The Building Safety Bill has been drafted to reshape how the industry designs, builds and renovates all buildings in future. It introduces changes to the Building Act, Architects Act and Building Regulations, and will reform the building control system.
It will also attempt to dramatically increase digitalisation through the whole life-cycle of buildings, to monitor performance, and includes stronger regulatory powers for construction products, introducing a new market surveillance and enforcement regime led by the Office for Product Safety and Standards.
According to the government, these reforms are aimed at giving “residents and homeowners more rights, powers and protections – making homes across the country safer”. It will, it says, “overhaul regulations, creating lasting generational change, setting out a clear pathway on how residential buildings should be constructed, maintained and made safe”.
The bill also sets out the framework to improve compliance, with tougher penalties for those who break the rules, and mandates developers to belong to a New Homes Ombudsman scheme.
Kevin Kelly, President of international professional engineering association the Chartered Institution of Building Services Engineers (CIBSE), described the legislation as “the most fundamental reform of building-related legislation in decades”.
CIBSE, he added, is committed to working “with government, with the national standards body BSI, and with all interested parties to deliver a system of building legislation that delivers safe and sustainable buildings”.
Part of the legislation aimed at raising standards – defining responsibilities for building safety and maintenance, and ensuring a joined-up approach to this across all involved – is to make the collection of ‘golden thread’ building performance information mandatory. Legislation for this could come into effect by spring 2023.
The bill’s supporting material includes an outline of the requirement for duty holders to create, hold and maintain the golden thread as part of the secondary legislation that will accompany the bill. In July, the Building Regulations Advisory Committee (BRAC) golden thread working group explained how digital tools would be used to enable building safety information to be stored throughout the life of a building. It offered a detailed definition of the golden thread, which it summarised as the “information that allows you to understand a building and the steps needed to keep both the building and people safe, now and in the future”.
The full definition outlines a seven-point plan to improve standards:
1. The golden thread will hold the information that those responsible for the building require to:
- show that the building was compliant with applicable building regulations during its construction, and provide evidence of meeting the requirements of the new building control route throughout the design and construction and refurbishment of a building.
- identify, understand, manage and mitigate building safety risks in order to prevent or reduce the severity of the consequences of fire spread or structural collapse throughout the life-cycle of a building.
2. The information stored in the golden thread will be reviewed and managed so that the information retained, at all times, achieves these purposes.
3. The golden thread covers both the information and documents and the information management processes (or steps) used to support building safety.
4. The golden thread information should be stored as structured digital information.
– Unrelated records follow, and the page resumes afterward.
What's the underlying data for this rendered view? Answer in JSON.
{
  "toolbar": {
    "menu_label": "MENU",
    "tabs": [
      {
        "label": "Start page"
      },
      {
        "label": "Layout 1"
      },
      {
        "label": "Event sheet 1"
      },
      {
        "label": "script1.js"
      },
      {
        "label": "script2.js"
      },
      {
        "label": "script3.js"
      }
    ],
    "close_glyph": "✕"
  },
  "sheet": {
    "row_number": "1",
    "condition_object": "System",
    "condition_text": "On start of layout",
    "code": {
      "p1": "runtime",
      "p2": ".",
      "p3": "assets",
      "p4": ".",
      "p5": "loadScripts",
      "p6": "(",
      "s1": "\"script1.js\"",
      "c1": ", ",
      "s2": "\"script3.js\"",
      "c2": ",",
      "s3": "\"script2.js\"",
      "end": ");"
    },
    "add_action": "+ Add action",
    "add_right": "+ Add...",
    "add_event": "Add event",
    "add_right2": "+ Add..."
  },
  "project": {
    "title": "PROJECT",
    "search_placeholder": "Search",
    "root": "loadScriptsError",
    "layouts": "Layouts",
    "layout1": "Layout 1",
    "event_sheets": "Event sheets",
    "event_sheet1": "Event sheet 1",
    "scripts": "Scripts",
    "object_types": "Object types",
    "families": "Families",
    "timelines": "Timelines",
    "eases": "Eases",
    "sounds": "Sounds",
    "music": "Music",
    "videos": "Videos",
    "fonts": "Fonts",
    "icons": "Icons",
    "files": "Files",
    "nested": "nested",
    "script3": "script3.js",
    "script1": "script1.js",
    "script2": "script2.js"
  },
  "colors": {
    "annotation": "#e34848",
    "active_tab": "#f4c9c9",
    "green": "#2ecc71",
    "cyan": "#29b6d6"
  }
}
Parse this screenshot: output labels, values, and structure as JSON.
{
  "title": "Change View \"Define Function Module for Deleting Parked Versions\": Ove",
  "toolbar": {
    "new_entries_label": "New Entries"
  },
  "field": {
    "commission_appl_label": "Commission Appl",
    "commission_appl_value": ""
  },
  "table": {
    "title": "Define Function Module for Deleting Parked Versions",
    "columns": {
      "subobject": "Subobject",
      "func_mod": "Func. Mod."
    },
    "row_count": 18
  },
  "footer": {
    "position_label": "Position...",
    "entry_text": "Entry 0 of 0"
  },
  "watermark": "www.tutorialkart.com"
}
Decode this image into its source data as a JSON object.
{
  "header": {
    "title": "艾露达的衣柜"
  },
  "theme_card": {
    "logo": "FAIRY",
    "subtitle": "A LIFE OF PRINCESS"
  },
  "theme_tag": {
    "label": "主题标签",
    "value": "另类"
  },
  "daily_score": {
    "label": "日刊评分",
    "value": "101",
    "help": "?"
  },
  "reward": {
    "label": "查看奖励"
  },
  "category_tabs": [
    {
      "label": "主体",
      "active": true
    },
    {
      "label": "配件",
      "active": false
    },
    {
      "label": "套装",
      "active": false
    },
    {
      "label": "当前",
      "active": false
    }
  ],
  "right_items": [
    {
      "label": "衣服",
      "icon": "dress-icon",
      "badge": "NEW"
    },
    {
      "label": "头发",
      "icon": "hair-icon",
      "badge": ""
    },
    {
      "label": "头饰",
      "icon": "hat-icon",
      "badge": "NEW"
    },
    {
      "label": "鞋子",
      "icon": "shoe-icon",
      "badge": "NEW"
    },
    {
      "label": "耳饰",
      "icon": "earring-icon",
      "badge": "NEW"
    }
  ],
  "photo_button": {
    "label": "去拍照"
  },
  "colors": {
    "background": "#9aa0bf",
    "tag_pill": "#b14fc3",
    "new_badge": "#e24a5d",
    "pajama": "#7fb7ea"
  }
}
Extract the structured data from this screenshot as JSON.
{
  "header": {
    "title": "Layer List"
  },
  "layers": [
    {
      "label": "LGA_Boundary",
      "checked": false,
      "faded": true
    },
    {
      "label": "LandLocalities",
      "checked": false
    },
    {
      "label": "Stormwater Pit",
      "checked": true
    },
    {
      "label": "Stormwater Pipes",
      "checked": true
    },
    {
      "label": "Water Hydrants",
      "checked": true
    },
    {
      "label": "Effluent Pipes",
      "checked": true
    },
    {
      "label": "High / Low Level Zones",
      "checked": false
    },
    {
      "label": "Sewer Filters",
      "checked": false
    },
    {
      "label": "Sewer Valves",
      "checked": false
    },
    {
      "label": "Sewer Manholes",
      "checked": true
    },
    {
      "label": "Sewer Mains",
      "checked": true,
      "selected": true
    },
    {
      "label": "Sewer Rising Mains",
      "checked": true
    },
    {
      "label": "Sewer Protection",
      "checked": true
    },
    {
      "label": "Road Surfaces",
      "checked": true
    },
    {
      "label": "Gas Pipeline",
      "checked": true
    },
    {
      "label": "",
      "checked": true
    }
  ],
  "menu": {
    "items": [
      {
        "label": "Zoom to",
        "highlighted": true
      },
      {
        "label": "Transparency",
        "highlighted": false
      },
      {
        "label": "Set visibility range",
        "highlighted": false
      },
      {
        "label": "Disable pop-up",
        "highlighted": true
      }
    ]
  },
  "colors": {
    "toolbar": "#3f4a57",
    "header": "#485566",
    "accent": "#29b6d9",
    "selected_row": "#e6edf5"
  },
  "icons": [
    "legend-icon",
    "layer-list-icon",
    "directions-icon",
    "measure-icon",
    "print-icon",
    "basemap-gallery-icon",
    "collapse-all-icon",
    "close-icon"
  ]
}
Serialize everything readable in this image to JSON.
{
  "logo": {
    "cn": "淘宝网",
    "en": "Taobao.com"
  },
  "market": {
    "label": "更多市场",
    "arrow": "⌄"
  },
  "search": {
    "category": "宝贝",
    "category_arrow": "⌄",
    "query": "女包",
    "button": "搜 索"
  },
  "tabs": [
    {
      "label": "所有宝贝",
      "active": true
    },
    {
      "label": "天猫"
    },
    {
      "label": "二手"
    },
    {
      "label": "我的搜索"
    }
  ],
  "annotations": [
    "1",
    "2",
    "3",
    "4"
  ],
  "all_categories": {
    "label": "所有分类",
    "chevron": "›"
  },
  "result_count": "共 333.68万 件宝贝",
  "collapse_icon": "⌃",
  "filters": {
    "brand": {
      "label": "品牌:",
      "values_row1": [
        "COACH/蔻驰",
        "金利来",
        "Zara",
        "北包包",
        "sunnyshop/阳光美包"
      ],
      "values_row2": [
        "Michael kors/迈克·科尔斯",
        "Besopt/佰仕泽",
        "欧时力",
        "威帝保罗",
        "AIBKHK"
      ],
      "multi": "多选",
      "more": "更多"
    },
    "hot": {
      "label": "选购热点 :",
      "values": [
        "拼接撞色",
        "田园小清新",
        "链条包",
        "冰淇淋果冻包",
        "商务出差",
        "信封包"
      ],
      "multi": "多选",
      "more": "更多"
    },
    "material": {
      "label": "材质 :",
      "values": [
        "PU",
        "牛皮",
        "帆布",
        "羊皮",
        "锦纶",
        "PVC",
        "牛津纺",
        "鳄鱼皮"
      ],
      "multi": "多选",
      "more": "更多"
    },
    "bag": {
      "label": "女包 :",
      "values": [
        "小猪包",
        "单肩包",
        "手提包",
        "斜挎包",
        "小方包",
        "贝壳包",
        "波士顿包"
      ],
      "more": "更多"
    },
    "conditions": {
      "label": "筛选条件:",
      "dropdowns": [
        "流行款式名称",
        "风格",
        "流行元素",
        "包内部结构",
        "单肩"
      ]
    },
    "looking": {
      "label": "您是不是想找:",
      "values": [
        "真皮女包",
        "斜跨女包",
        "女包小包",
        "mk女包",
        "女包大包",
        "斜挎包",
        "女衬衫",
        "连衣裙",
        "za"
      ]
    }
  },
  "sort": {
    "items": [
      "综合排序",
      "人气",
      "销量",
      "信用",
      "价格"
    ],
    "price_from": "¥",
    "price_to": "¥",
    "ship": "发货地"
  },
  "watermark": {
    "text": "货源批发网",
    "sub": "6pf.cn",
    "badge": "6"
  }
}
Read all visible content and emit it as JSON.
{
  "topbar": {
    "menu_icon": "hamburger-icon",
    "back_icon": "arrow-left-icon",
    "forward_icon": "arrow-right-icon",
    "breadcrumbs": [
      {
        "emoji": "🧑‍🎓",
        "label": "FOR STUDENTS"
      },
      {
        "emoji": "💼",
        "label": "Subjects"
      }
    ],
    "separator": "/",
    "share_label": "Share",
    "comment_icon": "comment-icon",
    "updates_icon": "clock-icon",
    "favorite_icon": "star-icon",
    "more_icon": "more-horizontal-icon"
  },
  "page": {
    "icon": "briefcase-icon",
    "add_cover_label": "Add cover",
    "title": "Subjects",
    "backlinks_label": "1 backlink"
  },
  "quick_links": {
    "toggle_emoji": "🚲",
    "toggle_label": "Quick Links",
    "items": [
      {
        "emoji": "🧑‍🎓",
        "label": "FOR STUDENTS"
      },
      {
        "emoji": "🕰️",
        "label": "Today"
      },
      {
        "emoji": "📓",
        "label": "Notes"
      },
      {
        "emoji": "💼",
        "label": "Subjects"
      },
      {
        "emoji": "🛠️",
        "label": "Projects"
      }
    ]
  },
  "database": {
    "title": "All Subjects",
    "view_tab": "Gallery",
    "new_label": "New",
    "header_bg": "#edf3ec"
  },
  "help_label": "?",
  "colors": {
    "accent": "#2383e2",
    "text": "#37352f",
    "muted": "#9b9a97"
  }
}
It will be stored, managed, maintained and retained in line with the golden thread principles (see below). The government will specify digital standards, which will provide guidance on how the principles can be met.
5. The golden thread information-management approach will apply through design, construction, occupation, refurbishment and ongoing management of buildings. It supports the wider changes in the regime to promote a culture of building safety.
6. Building safety should be taken to include the fire and structural safety of a building and the safety of all the people in, or in the vicinity of, a building (including emergency responders).
7. Many people will need to access the golden thread to update and share golden thread information throughout a building’s life-cycle, including, but not limited to, building managers, architects, contractors and many others. Information from the golden thread will also need to be shared by the Accountable Person with other relevant people, including residents and emergency responders.
BRAC also outlines the principles underpinning the golden thread, which include being accurate and trusted, accountable, understandable/consistent, proportionate, durable and accessible.
The aim is to set out clear duties and maintain accountability at every level – from the client to those designing, building or maintaining a building.
Attribute to original publisher/ publishing organization: The Building Safety Bill, https://www.quality.org/knowledge/joined-approach-building-safety